Safety, not cost, is the primary factor in selecting gloves, but sometimes cost can be reduced while still selecting gloves that are adequate for their intended use. For example, if the gloves will be used for short times periods, such as 15 minutes, you do not necessarily need a glove that has been tested for 240 or 480 minutes – the 60-minute glove may be adequate.
General Characteristics for Some Commonly Used Gloves.
Butyl Rubber Gloves
These gloves protect against nitric acid, sulfuric acid, hydrofluoric acid, red fuming nitric acid, and peroxide. Butyl rubber gloves are highly impermeable to gases, chemicals, and water vapor. In addition, they resist abrasion and remain flexible at low temperatures.
Natural Latex or Rubber Gloves
These gloves protect worker.s hand from most water solutions of acids, alkalis, salts, and ketones. They are not recommended for working with non-water solution hazardous chemicals. They are frequently used to protect against contact with blood or other potentially infectious materials. Thin surgical-style latex gloves offer only limited protection from many chemicals.
Latex gloves have caused allergic reactions in some individuals. Hypoallergenic gloves, glove liners, and powderless gloves are possible alternatives for individuals who are allergic to latex gloves. Contact the University Employee Health Clinic at 356-3632 for more information about latex glove allergies.
Neoprene gloves provide protection against a broad range of corrosives chemicals. They are resistant to oils, greases, alcohols, resins, alkalis, organic acids, and many solvents. Neoprene has poor resistance to chlorinated aromatic solvents, phenols, and ketones. These gloves have good pliability, finger dexterity, high density, and tear resistance.
Nitrile Gloves (Nitrile-Butadiene Rubber (NBR) marketed as Sol-Vex or Nitrile)

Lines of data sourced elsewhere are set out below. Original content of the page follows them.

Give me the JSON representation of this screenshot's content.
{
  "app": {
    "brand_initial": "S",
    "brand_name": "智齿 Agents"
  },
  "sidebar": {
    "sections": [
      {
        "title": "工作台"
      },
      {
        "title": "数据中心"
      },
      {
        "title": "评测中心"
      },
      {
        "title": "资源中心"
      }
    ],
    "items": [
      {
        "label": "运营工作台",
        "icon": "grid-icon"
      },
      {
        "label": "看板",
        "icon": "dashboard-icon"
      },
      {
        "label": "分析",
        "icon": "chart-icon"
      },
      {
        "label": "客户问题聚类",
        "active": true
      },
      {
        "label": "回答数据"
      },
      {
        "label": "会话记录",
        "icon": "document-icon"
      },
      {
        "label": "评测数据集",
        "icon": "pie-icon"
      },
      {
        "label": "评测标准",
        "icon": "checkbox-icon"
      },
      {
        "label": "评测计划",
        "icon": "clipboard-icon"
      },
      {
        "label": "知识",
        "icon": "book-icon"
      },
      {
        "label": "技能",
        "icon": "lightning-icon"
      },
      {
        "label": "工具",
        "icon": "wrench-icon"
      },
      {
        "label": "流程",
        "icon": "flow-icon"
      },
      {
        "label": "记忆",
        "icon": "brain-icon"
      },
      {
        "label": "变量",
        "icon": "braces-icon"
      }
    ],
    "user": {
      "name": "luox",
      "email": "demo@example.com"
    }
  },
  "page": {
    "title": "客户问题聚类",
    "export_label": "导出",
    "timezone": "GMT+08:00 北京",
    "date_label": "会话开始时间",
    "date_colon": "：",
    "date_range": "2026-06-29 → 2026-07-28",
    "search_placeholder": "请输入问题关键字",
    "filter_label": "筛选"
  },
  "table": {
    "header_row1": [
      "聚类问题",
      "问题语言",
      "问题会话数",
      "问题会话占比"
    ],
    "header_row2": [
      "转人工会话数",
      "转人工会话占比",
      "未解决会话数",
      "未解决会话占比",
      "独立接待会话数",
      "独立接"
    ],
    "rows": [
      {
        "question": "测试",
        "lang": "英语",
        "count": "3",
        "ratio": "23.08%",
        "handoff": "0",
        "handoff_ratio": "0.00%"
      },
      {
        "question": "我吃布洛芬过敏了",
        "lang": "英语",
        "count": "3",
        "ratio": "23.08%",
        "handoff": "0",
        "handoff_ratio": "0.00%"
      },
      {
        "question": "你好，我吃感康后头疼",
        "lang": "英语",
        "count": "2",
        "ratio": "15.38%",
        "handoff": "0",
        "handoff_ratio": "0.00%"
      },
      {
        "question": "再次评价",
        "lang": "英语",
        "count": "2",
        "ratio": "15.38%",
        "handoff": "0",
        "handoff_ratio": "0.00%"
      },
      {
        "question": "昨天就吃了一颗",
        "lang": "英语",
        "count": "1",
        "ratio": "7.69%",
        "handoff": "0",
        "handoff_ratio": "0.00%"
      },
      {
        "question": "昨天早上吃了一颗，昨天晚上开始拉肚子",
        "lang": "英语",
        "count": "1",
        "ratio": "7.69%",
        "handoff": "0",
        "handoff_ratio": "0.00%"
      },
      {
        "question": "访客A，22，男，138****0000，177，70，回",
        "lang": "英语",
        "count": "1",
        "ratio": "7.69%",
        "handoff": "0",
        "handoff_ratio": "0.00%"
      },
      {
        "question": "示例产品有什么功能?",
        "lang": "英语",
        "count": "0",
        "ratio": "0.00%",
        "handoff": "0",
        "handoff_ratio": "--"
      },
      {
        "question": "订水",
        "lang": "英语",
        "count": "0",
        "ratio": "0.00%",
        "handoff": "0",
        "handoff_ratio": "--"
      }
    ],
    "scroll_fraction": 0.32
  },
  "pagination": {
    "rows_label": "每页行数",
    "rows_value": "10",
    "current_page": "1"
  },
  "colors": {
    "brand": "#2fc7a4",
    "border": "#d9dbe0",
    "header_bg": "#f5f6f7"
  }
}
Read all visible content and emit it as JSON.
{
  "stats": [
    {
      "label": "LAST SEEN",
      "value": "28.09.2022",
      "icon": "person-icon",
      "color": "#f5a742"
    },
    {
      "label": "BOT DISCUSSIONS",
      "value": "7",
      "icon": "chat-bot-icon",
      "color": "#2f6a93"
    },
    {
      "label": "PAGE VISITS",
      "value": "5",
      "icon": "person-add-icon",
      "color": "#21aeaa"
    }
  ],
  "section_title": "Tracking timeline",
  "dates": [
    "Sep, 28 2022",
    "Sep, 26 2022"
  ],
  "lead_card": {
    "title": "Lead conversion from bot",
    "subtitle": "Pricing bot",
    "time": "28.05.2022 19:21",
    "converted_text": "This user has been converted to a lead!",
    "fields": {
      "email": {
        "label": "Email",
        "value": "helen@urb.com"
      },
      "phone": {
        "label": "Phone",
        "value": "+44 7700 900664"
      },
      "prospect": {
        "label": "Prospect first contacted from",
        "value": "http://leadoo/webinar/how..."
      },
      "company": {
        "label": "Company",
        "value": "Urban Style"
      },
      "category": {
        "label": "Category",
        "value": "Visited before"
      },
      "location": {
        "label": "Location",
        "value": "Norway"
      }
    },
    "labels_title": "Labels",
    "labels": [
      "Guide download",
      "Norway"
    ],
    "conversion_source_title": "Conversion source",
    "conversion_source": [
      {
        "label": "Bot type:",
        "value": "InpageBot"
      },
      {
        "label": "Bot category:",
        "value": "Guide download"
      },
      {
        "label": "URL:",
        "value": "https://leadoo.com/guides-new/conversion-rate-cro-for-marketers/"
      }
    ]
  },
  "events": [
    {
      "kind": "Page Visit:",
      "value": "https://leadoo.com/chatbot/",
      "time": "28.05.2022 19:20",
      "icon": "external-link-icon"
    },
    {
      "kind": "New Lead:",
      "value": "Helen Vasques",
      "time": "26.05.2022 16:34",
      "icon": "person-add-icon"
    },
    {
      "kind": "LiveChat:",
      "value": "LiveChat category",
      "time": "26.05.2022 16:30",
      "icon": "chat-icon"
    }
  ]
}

Nitrile gloves are a good choice if work involves aromatic petroleum, and chlorinated solvents such as trichloroethylene and perchloroethylene. Nitrile gloves stand up to heavy use even though they are designed for work where dexterity and sensitivity are required. They are generally resistant to abrasions, punctures, snags, and tears.
Silvershield or 4H Gloves
These gloves provide excellent chemical resistance, but are stiff and have poor grip and fit. They are commonly used of HazMat work and are a good choice for universal spill kit gloves.
Helpful Links to Glove Manufacturer’s Selection Information
Always check the specific manufacturer.s glove test data prior to purchasing and using a specific type of glove. Though glove materials are similar, glove thickness, lining, and other features may vary that can affect test results and chemical resistance.
- Ansell Protective Products Online Chemical Hand Protection Guide
Chemical Hand Protection Guide; enter your chemical of interest
- Ansell Chemical Resistance Guide
Chemical protection selection guide in table format
- Best Manufacturing Glove Selection Guide
Chemical glove selection guide; enter your chemical of interest (select „United States. at first window)
- DuPont (cut-resistant Kevlar, gloves)
General product information
- Marigold Industrial
Chemical recommendation guide
- MCR Glove Permeation Guide
Enter the chemical of interest
- North Hand Protection
Links to several types of hand protection
- North Selection Guide for Hand Protection Software (need to login)
Download a chemical resistant glove selection guide
- North Silver Shield/4H Chemical Protection Guide
Permeation and breakthrough data specifically for Silver Shield/4H® gloves.
- Kimberly Clark Professional (including Safeskin Glove)
Main glove page
- Kimberly Clark Technical Glove Data
Technical data; chemical resistance database